ALSTOM, which has about 140,000 employees in 70 countries and divisions for rapid-rail systems and shipbuilding, spent about $20,000 for the entire SiteScape project. The software cost $10,000, and $5,000 more hired an independent consultant in Sao Paulo, Brazil to get the system up and running. In case of glitches, for the next two years the consultant, Alvaro Carmago of Engineer Procurement and Construction Management, is on a monthly retainer of $200.

For that rather tiny investment, Maimone hopes to save about $300,000 over the next three years by streamlining the efficiency of project managers and engineers. We hope to reduce our engineering and project management activities by 10 percent per year over the next three years, he says.

Even the installation of the software, developed several years ago by Compaq/AltaVista and purchased by SiteScape Inc. in 1999, was easy, he says. Simplicity of use was one of its major draws in the beginning.We bought it in May of 2000 and it was up and running by July, he says. I'm fully satisfied. It's working quite well and delivering what I expected out of it.

Actually, it's delivering even more, he admits.

As an added bonus, something Maimone says he wasn't even looking for when he purchased it, the software helps manage the workflow for each section of each project, ensuring that design steps are completed in the proper order and under the proper specifications. That way, no step is overlooked and the quality of the end product  whether it's a turbine or computerized control system  is assured.

You can be sure that part of your process is under control and going in a structured way, Maimone says. You can control the design process.

If you follow the procedure you can be certain that your product has superior quality, says consultant Carmago.

SiteScape can also alert ALSTOM when a step has been overlooked or is not completed. It can be customized to halt the process until the steps are finished or, in a less severe method, it can send a tickler message to a project manager or engineer saying that a step has been skipped or has not been completed in a set time frame.
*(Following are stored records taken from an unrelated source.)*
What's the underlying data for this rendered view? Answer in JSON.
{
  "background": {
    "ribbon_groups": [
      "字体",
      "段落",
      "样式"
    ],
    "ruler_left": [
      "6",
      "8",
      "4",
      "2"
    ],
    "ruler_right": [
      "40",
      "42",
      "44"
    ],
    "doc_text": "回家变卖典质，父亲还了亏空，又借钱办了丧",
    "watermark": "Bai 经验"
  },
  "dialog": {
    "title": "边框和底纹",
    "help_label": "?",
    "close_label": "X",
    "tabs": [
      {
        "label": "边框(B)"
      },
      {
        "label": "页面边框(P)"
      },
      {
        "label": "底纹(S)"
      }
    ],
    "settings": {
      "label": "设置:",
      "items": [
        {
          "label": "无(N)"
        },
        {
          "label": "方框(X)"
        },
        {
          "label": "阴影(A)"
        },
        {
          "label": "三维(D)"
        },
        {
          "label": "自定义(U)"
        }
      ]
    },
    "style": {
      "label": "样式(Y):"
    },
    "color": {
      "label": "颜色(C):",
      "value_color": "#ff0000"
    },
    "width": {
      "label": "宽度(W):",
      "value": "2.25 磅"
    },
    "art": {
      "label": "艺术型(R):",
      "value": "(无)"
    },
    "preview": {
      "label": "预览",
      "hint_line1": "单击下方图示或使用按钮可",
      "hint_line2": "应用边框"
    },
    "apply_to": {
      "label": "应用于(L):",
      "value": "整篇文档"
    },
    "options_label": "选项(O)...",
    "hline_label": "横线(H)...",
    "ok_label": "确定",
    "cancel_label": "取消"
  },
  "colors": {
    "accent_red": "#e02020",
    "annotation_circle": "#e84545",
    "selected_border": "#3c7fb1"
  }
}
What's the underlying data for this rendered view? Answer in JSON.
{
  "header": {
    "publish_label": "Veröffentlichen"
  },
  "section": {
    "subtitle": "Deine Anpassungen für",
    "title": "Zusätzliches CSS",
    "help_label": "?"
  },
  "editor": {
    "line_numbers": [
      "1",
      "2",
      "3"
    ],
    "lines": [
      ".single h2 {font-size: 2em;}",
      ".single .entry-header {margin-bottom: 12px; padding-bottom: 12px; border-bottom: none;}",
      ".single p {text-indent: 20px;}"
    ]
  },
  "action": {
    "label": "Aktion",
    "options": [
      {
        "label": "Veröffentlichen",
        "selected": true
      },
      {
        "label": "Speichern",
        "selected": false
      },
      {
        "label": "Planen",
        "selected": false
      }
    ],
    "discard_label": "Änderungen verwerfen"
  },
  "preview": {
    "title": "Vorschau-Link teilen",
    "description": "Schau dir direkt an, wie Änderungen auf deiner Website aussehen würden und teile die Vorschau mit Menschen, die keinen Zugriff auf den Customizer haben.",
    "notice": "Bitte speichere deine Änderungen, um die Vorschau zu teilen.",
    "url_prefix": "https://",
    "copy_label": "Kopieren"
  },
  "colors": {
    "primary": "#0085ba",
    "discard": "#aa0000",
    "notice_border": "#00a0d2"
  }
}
It assures me that the verification milestones and the critical analysis milestones are being done in a timely fashion, Maimone says. All of this is documented, the history is in the system  who checked it when, who received this information from a supplier and put it in the system.

With its documentation management, the software also makes it possible to keep an eye on the ongoing gremlin in the workflow process: specification adjustments. On most projects it's a given that changes are going to be made to the original plans. On jobs as large as ALSTOM's, these changes, and the price adjustments that go along with them, are in danger of being lost in the paper shuffle, which is an obvious revenue loss. With the new system, however, those adjustments are cataloged.

When you are buying hydro systems for a plant you aren't buying something that's ready, like a car where you go to a car salesman and they have a finished product, Carmago says.

If you don't make documentation of everything, it's very, very easy for you to lose control, Carmago adds. If you have everything registered on your enabler's site, it's very easy to review all the changes done by the engineers. Consequently, the process of creating a document claiming for price adjustment becomes an easy task.

If there is a glitch in the SiteScape system, it's a rather minor one, Maimone says. The software speaks the TCL computer language, a language not widely spoken in Brazil.